Story by Nick Tuyau; Photos by Andrew Parliaros

The Torana was Holden’s mid-sized offering to the Australian (and New Zealand) car market from 1967 through to 1980.  With a  name apparently translating from the Aboriginal definition of “to fly,” the first generation (HB-series, 1967-1969) Toranas were based heavily on the Vauxhall Viva from the UK, even keeping the original 4-cylinder engines they were offered with in their home country.

Generation 2, the LC-series (1969-1972) and LJ-series (1972-1974), kept the 4-cylinder engines in the base cars, but buyers now had the option of a 6-cylinder in a chassis that had been stretched to make way for the longer engine.  The larger-engined cars also had a few style changes to differentiate them from the “lesser” cars, and soon after, Holden released a sporty offering, the Torana GTR.  As a special run intended to be taken to race tracks around Australia (and right at the end of the LC’s run), a 186ci (3,049cc) version was released in the fabled GTR XU-1.  The LJ GTR XU-1 was uprated with a race-honed 202ci (3,300cc) engine with triple carburettors and a close-ratio gearbox.  It was this car  with its excellent power-to-weight ratio that brought Holden the success it was chasing at the 1972 Bathurst 500, a first time win for its soon-to-be-famous driver, a young Peter Brock.  This was also the last year that the race was run over a distance of 500 miles (800kms), and also the last time anyone would be allowed to do the whole race as a solo driver (as Brocky did that year).


Generation 3 brought a whole new body design to the market, and the LH-series was released in March of 1974.  For the first time, as well as the 4- and 6-cylinder versions previously available, Holden offered a pair of V8s, in either 253ci (4.2-litre) or 308ci (5.0-litre) capacities.  As its sporty offering, Holden released the SL/R 5000, which was the only way buyers could option the 5.0-litre V8 engine.  For those wanting to get a bit more serious and take it to the track (especially Bathurst), the L34 Option pack meant a higher-compression, tougher engine better able to deal with more power and the required durability to conquer the longer races over the season.  The biggest external give-away for those cars with the L34 Option pack was those bolt-on wheelarch flares, which were needed to cover the bigger wheel and tyre combinations intended (and required) for the track.

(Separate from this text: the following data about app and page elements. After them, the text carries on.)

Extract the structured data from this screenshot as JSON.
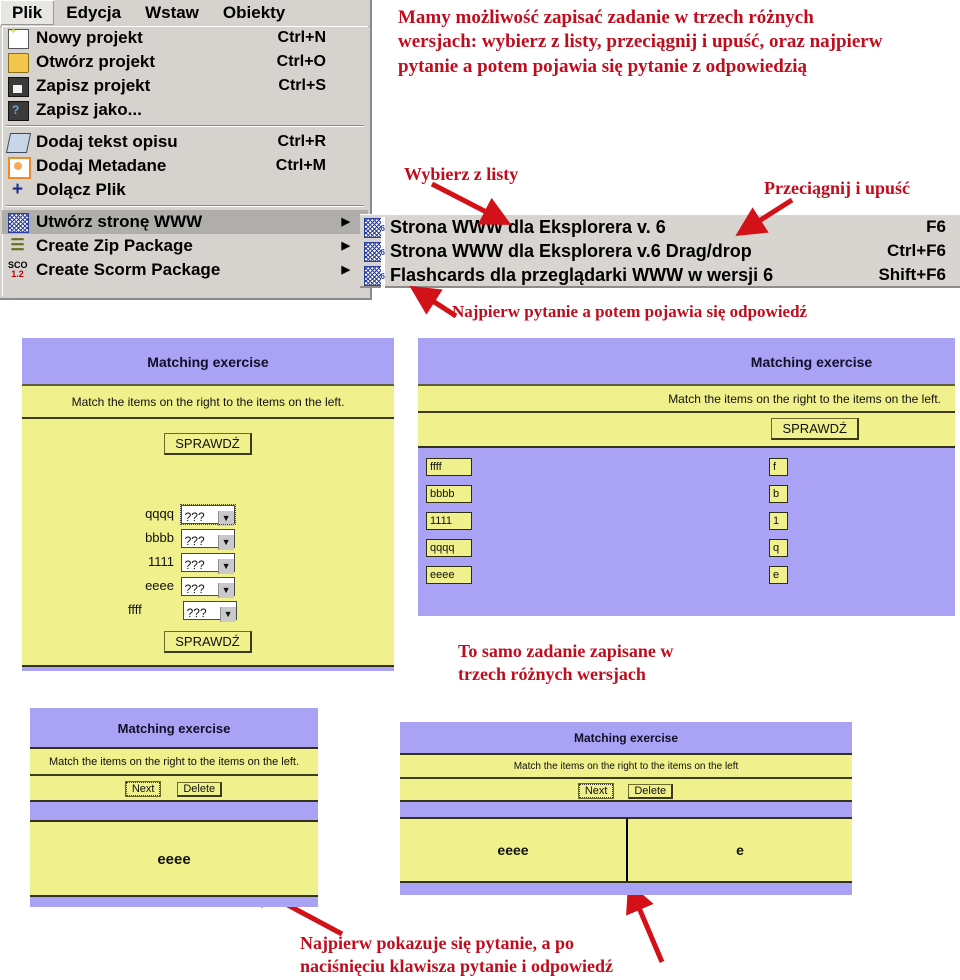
{
  "menubar": {
    "items": [
      {
        "label": "Plik",
        "active": true
      },
      {
        "label": "Edycja",
        "active": false
      },
      {
        "label": "Wstaw",
        "active": false
      },
      {
        "label": "Obiekty",
        "active": false
      }
    ]
  },
  "file_menu": {
    "items": [
      {
        "icon": "new-document-icon",
        "label": "Nowy projekt",
        "accel": "Ctrl+N",
        "arrow": "",
        "highlight": false
      },
      {
        "icon": "open-folder-icon",
        "label": "Otwórz projekt",
        "accel": "Ctrl+O",
        "arrow": "",
        "highlight": false
      },
      {
        "icon": "floppy-disk-icon",
        "label": "Zapisz projekt",
        "accel": "Ctrl+S",
        "arrow": "",
        "highlight": false
      },
      {
        "icon": "save-as-icon",
        "label": "Zapisz jako...",
        "accel": "",
        "arrow": "",
        "highlight": false
      },
      {
        "icon": "book-icon",
        "label": "Dodaj  tekst opisu",
        "accel": "Ctrl+R",
        "arrow": "",
        "highlight": false
      },
      {
        "icon": "metadata-icon",
        "label": "Dodaj Metadane",
        "accel": "Ctrl+M",
        "arrow": "",
        "highlight": false
      },
      {
        "icon": "plus-icon",
        "label": "Dolącz Plik",
        "accel": "",
        "arrow": "",
        "highlight": false
      },
      {
        "icon": "web-page-icon",
        "label": "Utwórz stronę WWW",
        "accel": "",
        "arrow": "▶",
        "highlight": true
      },
      {
        "icon": "zip-package-icon",
        "label": "Create Zip Package",
        "accel": "",
        "arrow": "▶",
        "highlight": false
      },
      {
        "icon": "scorm-package-icon",
        "label": "Create Scorm Package",
        "accel": "",
        "arrow": "▶",
        "highlight": false
      }
    ]
  },
  "submenu": {
    "items": [
      {
        "icon": "web-page-icon",
        "label": "Strona WWW dla Eksplorera v. 6",
        "accel": "F6"
      },
      {
        "icon": "web-dragdrop-icon",
        "label": "Strona WWW dla Eksplorera v.6 Drag/drop",
        "accel": "Ctrl+F6"
      },
      {
        "icon": "flashcards-icon",
        "label": "Flashcards  dla przeglądarki WWW  w wersji 6",
        "accel": "Shift+F6"
      }
    ]
  },
  "annotations": {
    "intro_line1": "Mamy możliwość zapisać zadanie w trzech różnych",
    "intro_line2": "wersjach: wybierz z listy, przeciągnij i upuść, oraz najpierw",
    "intro_line3": "pytanie a potem pojawia się pytanie z odpowiedzią",
    "pick_from_list": "Wybierz z listy",
    "drag_and_drop": "Przeciągnij i upuść",
    "question_then_answer": "Najpierw pytanie a potem pojawia się odpowiedź",
    "same_task_line1": "To samo zadanie zapisane w",
    "same_task_line2": "trzech różnych wersjach",
    "bottom_line1": "Najpierw pokazuje się pytanie, a po",
    "bottom_line2": "naciśnięciu klawisza pytanie i odpowiedź"
  },
  "colors": {
    "accent_red": "#c00d1e",
    "panel_purple": "#aaa2f5",
    "panel_yellow": "#f0f08c",
    "menu_gray": "#d6d3ce",
    "menu_highlight": "#b0aeaa"
  },
  "exercise_select": {
    "title": "Matching exercise",
    "instruction": "Match the items on the right to the items on the left.",
    "check_button": "SPRAWDŹ",
    "rows": [
      {
        "label": "qqqq",
        "value": "???",
        "focused": true
      },
      {
        "label": "bbbb",
        "value": "???",
        "focused": false
      },
      {
        "label": "1111",
        "value": "???",
        "focused": false
      },
      {
        "label": "eeee",
        "value": "???",
        "focused": false
      },
      {
        "label": "ffff",
        "value": "???",
        "focused": false
      }
    ]
  },
  "exercise_dragdrop": {
    "title": "Matching exercise",
    "instruction": "Match the items on the right to the items on the left.",
    "check_button": "SPRAWDŹ",
    "left_items": [
      "ffff",
      "bbbb",
      "1111",
      "qqqq",
      "eeee"
    ],
    "right_items": [
      "f",
      "b",
      "1",
      "q",
      "e"
    ]
  },
  "exercise_flashcard_left": {
    "title": "Matching exercise",
    "instruction": "Match the items on the right to the items on the left.",
    "next_button": "Next",
    "delete_button": "Delete",
    "card_front": "eeee"
  },
  "exercise_flashcard_right": {
    "title": "Matching exercise",
    "instruction": "Match the items on the right to the items on the left",
    "next_button": "Next",
    "delete_button": "Delete",
    "card_question": "eeee",
    "card_answer": "e"
  }
}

This, humble reader, is where I thank you for your patience if you read all of that, and we introduce you to Mark and his Barbados green 1975 SL/R 5000.


Having previously owned a VL Calais LE Turbo, Mark had already been bitten by the fast car bug, and needed to keep that hunger satisfied.  Mark’s LH might have left the factory fitted with a Holden 5.0-litre, but the engine bay is now filled with Chevrolet’s tried-and-trusty 5.7-litre LS1 small block.  As the owner of Petersham Service Centre, there was no way that Mark would just drop in the newer engine and leave it at that.  Internally, these are pretty stout units, so the only change Mark thought was necessary in that regard is a set of Pac Racing double valve springs.  All of the fun was to come from the bits and pieces bolted onto this engine, and it all starts with an 80mm Precision turbo mounted on a custom-built exhaust manifold.


The compressor side of the turbo feeds into a custom front-mount intercooler, and this leads into the standard intake manifold.  A set of 60 pound injectors take care of the fuelling, and the 98-octane juice is sent to the engine bay by a Magnafuel 750 fuel pump, all handled by an LSX Tune.  A standard Torana radiator keeps engine cooling in check, and a Spal 16″ thermo fan in a custom shroud fires up when required to keep the engine from cooking.



With 540rwhp at 15psi, a reliable transmission was needed to get the car moving, so a Turbo 400 was chosen.  Strengthening measures here included billet input and output shafts, an aluminium drum, a deep pan, and a TCE 3,200rpm stall converter to help bring that turbo on boost at the line.  Chromoly 3″ bearings in the tailshaft help connect the gearbox to the Ford 9″ diff, which is filled with a Strange centre, billet 35-spline axles and 5/8″ studs.  A Precision shifter takes care of gear changes, which Mark installed backwards to suit the reverse-pattern box.


Suspension is by Pedders all ’round, with both shocks and (standard height) springs being complemented by Pedders bushes in all the right places.  A custom rear sway bar, chromoly lower trailing arms and adjustable top arms are also part of the mix.  Braking is done by A9X-specification Girlock alloy calipers on the front, and Commodore calipers on the rear.  The wheels are Centreline Trigons, 16″ x 6″ on the front and 16″ x 10″ at the back end.  The tyres are constantly being changed, so Mark no longer keeps track!

Surprisingly, Mark tells us that the body and paint were in this condition when he started the project, and the only changes are the modifications to the front apron for that huge intercooler, and some inner guard work on the passenger’s side to make way for the 4″ dump pipe off the turbo.


Inside, the seats have been retrimmed to match the exterior, the roof lining has been re-done.  The carpets and door trims are all new, too.  A 4-point harness holds the driver in place, and there’s also a half-cage in the rear, just-in-case.  A full Kenwood stereo keeps the tunes coming in, and a full complement of Autometer guages help to monitor the vital signs of the engine.


So, how does that translate on the drag strip?  Mark ran a 10.08sec @ 136mph when the car was running only 11psi and putting out 480rwhp, getting him kicked off the track straight away!

A number of awards have come his way too, including “Best Australian Muscle Car” at Supernats and “Best Custom” at Need For Speed drive-ins, as well as attending a lot of Sydney events over the past 3 years.  The car is still going strong, and as an added bonus, Mark tells us his Mrs loves it – it doesn’t get much better than that!  Whatever project Mark chooses next, he’s keen to continue with the turbocharged LS theme, and once again it will probably all be handled in-house at Petersham Service Centre.